    ReplyDelete
  7. I'm so glad I'm not the only terrible lesson planner.

    ReplyDelete
  8. Love this idea and am so inspired by some of the examples! Thanks for sharing!

    ReplyDelete
  9. Aw I love this! I'm an ESL teacher in Korea (also at an inner city middle school--imagine your job, only with kids that have no idea what you're saying. woof.) but this might actually be a good activity for my kids as well. Gonna give it a whirl! :)

    ReplyDelete
  10. What lovely work! No one but another teacher would realize just how happy a great lesson can make you...And when the students amaze you with their original work, WOW! Great job, Teach!

    ReplyDelete
  11. Love this idea! Hopefully if I try it with my 3rd graders, it will go better than the paper crane disaster of last week.

    ReplyDelete
  12. Awesome! Might try doing this with music instead of words...have kids black out chords or parts of the melody to make something new. Thanks for the inspiration!

    ReplyDelete
  13. My kids did this, but we colored on the pages around the words. They LOVED it, and the look amazing for parent night, etc.

    ReplyDelete
    Replies
    1. Wonderful! Did you show them A Humament? (http://humument.com/). It might be cool for them to see how this kind of work actually gets published, circulated, and (in my case) LOVED in the world beyond the classroom as well.

      Delete
  14. Such a great idea. We are reading Catching Fire and I have several copies that have given up. Blackout Poetry is WAY better than tossing them into the recycling bin.

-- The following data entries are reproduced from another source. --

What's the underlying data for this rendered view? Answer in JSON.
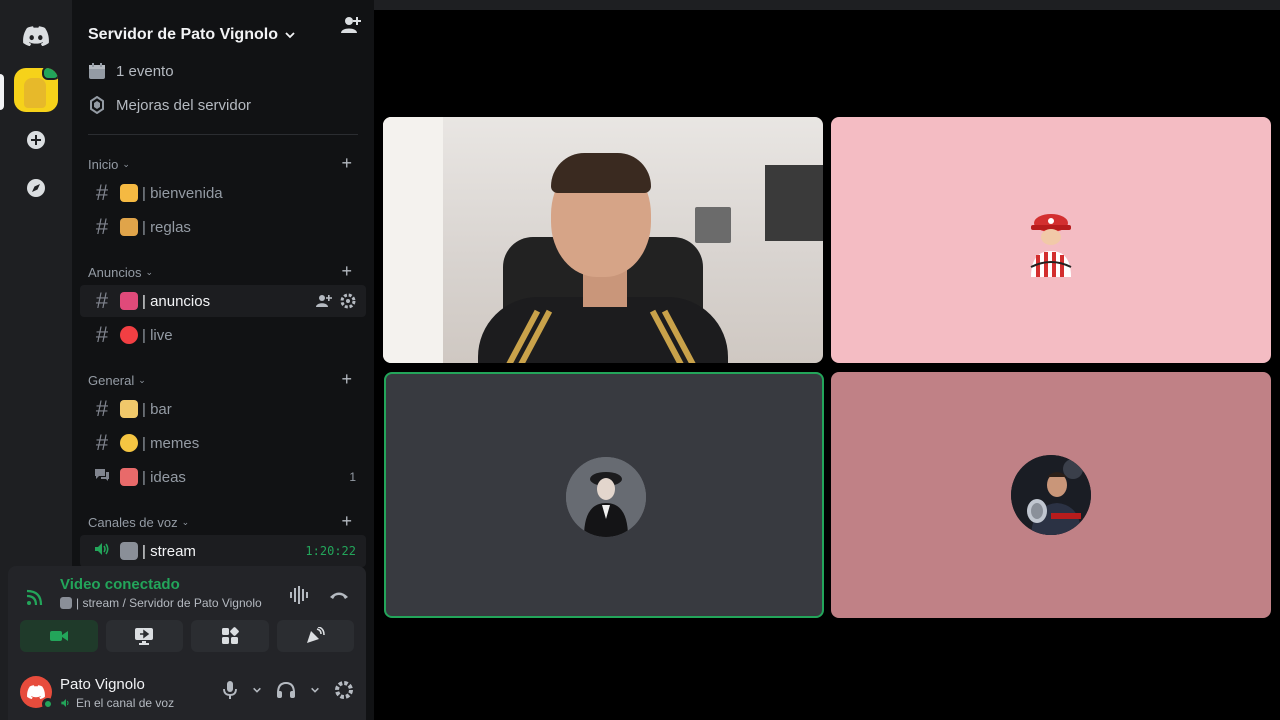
{
  "server": {
    "name": "Servidor de Pato Vignolo",
    "events": "1 evento",
    "boosts": "Mejoras del servidor"
  },
  "categories": [
    {
      "label": "Inicio",
      "channels": [
        {
          "emoji_color": "#f5b942",
          "name": "| bienvenida"
        },
        {
          "emoji_color": "#e0a44a",
          "name": "| reglas"
        }
      ]
    },
    {
      "label": "Anuncios",
      "channels": [
        {
          "emoji_color": "#e04a7a",
          "name": "| anuncios"
        },
        {
          "emoji_color": "#f23f43",
          "name": "| live"
        }
      ]
    },
    {
      "label": "General",
      "channels": [
        {
          "emoji_color": "#f0c86a",
          "name": "| bar"
        },
        {
          "emoji_color": "#f5c542",
          "name": "| memes"
        },
        {
          "emoji_color": "#e86a6a",
          "name": "| ideas",
          "badge": "1"
        }
      ]
    },
    {
      "label": "Canales de voz",
      "channels": [
        {
          "emoji_color": "#8a8f98",
          "name": "| stream",
          "timer": "1:20:22"
        }
      ]
    }
  ],
  "voice": {
    "status": "Video conectado",
    "location": "| stream / Servidor de Pato Vignolo"
  },
  "user": {
    "name": "Pato Vignolo",
    "status": "En el canal de voz"
  },
  "colors": {
    "accent_green": "#23a55a",
    "sidebar_bg": "#111214",
    "rail_bg": "#1e1f22",
    "tile_pink": "#f4bcc3",
    "tile_rose": "#c08186",
    "tile_gray": "#383a40"
  },
  "icons": {
    "rail": [
      "discord-icon",
      "add-server-icon",
      "explore-icon"
    ],
    "voice_actions": [
      "camera-icon",
      "screen-share-icon",
      "activities-icon",
      "soundboard-icon"
    ],
    "user_controls": [
      "microphone-icon",
      "headphones-icon",
      "gear-icon"
    ]
  }
}
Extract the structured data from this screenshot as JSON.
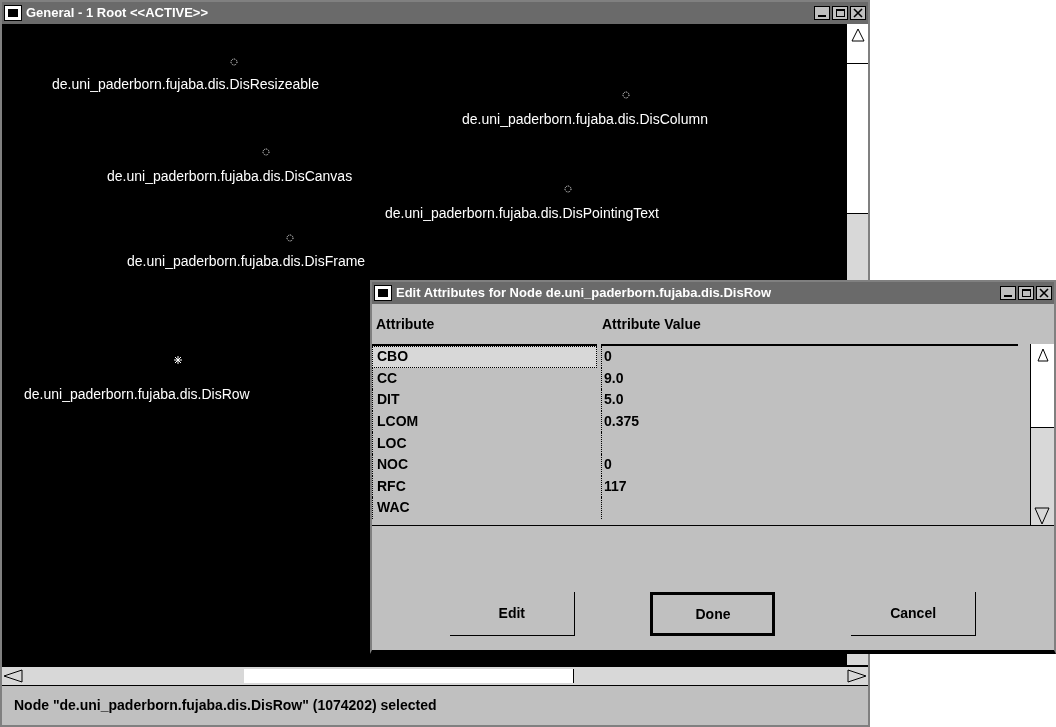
{
  "main_window": {
    "title": "General - 1 Root <<ACTIVE>>"
  },
  "canvas": {
    "nodes": [
      {
        "label": "de.uni_paderborn.fujaba.dis.DisResizeable",
        "selected": false
      },
      {
        "label": "de.uni_paderborn.fujaba.dis.DisColumn",
        "selected": false
      },
      {
        "label": "de.uni_paderborn.fujaba.dis.DisCanvas",
        "selected": false
      },
      {
        "label": "de.uni_paderborn.fujaba.dis.DisPointingText",
        "selected": false
      },
      {
        "label": "de.uni_paderborn.fujaba.dis.DisFrame",
        "selected": false
      },
      {
        "label": "de.uni_paderborn.fujaba.dis.DisRow",
        "selected": true
      }
    ]
  },
  "status_bar": "Node \"de.uni_paderborn.fujaba.dis.DisRow\" (1074202) selected",
  "dialog": {
    "title": "Edit Attributes for Node de.uni_paderborn.fujaba.dis.DisRow",
    "columns": [
      "Attribute",
      "Attribute Value"
    ],
    "rows": [
      {
        "attribute": "CBO",
        "value": "0",
        "selected": true
      },
      {
        "attribute": "CC",
        "value": "9.0",
        "selected": false
      },
      {
        "attribute": "DIT",
        "value": "5.0",
        "selected": false
      },
      {
        "attribute": "LCOM",
        "value": "0.375",
        "selected": false
      },
      {
        "attribute": "LOC",
        "selected": false
      },
      {
        "attribute": "NOC",
        "value": "0",
        "selected": false
      },
      {
        "attribute": "RFC",
        "value": "117",
        "selected": false
      },
      {
        "attribute": "WAC",
        "selected": false
      }
    ],
    "buttons": [
      {
        "label": "Edit",
        "default": false
      },
      {
        "label": "Done",
        "default": true
      },
      {
        "label": "Cancel",
        "default": false
      }
    ]
  }
}
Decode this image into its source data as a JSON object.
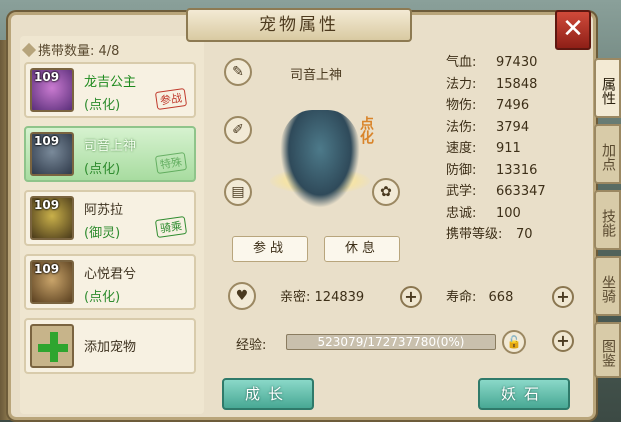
{
  "title": "宠物属性",
  "carry": {
    "label": "携带数量: 4/8"
  },
  "pets": [
    {
      "level": "109",
      "name": "龙吉公主",
      "sub": "(点化)",
      "tag": "参战"
    },
    {
      "level": "109",
      "name": "司音上神",
      "sub": "(点化)",
      "tag": "特殊"
    },
    {
      "level": "109",
      "name": "阿苏拉",
      "sub": "(御灵)",
      "tag": "骑乘"
    },
    {
      "level": "109",
      "name": "心悦君兮",
      "sub": "(点化)",
      "tag": ""
    }
  ],
  "add_pet": "添加宠物",
  "selected_pet": {
    "name": "司音上神",
    "badge": "点化"
  },
  "buttons": {
    "battle": "参战",
    "rest": "休息",
    "grow": "成长",
    "demon_stone": "妖石"
  },
  "stats": [
    {
      "label": "气血:",
      "value": "97430"
    },
    {
      "label": "法力:",
      "value": "15848"
    },
    {
      "label": "物伤:",
      "value": "7496"
    },
    {
      "label": "法伤:",
      "value": "3794"
    },
    {
      "label": "速度:",
      "value": "911"
    },
    {
      "label": "防御:",
      "value": "13316"
    },
    {
      "label": "武学:",
      "value": "663347"
    },
    {
      "label": "忠诚:",
      "value": "100"
    },
    {
      "label": "携带等级:",
      "value": "70"
    }
  ],
  "intimacy": {
    "label": "亲密:",
    "value": "124839"
  },
  "lifespan": {
    "label": "寿命:",
    "value": "668"
  },
  "exp": {
    "label": "经验:",
    "value": "523079/172737780(0%)",
    "progress": 0.003
  },
  "side_tabs": [
    "属性",
    "加点",
    "技能",
    "坐骑",
    "图鉴"
  ],
  "colors": {
    "panel": "#e9dfc9",
    "selected": "#a8dca0",
    "close": "#c0392b",
    "green_button": "#48a894"
  }
}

    ReplyDelete
  15. Wow. That's pretty rad. Thanks for sharing this idea.

    ReplyDelete
  16. LOVE this. Love your blog that I just discovered - I will be a teacher all too soon and your blog helps me form a sense of what its really like out there. I have 6 picture frames that have been hanging on my walls empty (actually they all have the same picture of a little girl that came in the frame) for 6 months. I think I might finally fill them with these poems! Way cool art! Thanks!

    ReplyDelete
  17. This Blackout Poetry is fabulous, I really never seen before
    Thanks and Keep Sharing
    Custom Assignment Writing Help for College

    ReplyDelete
  18. The Power of Poetry in the Fight Against Illiteracy custom essay writing services awesome site

    ReplyDelete
  19. There is a need to understanding the importance so we would almost be liable to understand certain other features in detail so well. paraphrasing paragraphs examples

    ReplyDelete
  20. Whoah. Awesome idea. So awesome I had to try it myself, but unfortunately none of my attempted poems came out quite so beautifully. Oh well, thanks for the awesome activity to counteract a boring afternoon.

    ReplyDelete
  21. That is wonderful experience by the team of siemens technology. Their this device help to cut energy consumption at its plants by 15 percent. It's big amount of energy and we should use this device. It not only help to save money but yes save energy as well. Actually, I'm looking a site which have essay writers but this post contain informative content for me.

    ReplyDelete
  22. Business advances can likewise be utilized to exploit an open door that is rapidly brief. These credits are most normally utilized amid the time in which a business land engineer is sitting tight for licenses to be handled for a specific property. Check Cashing

    ReplyDelete

Your comment might take awhile to post, but should be up soon! Thanks for your feedback :) L, T

a95328aaaa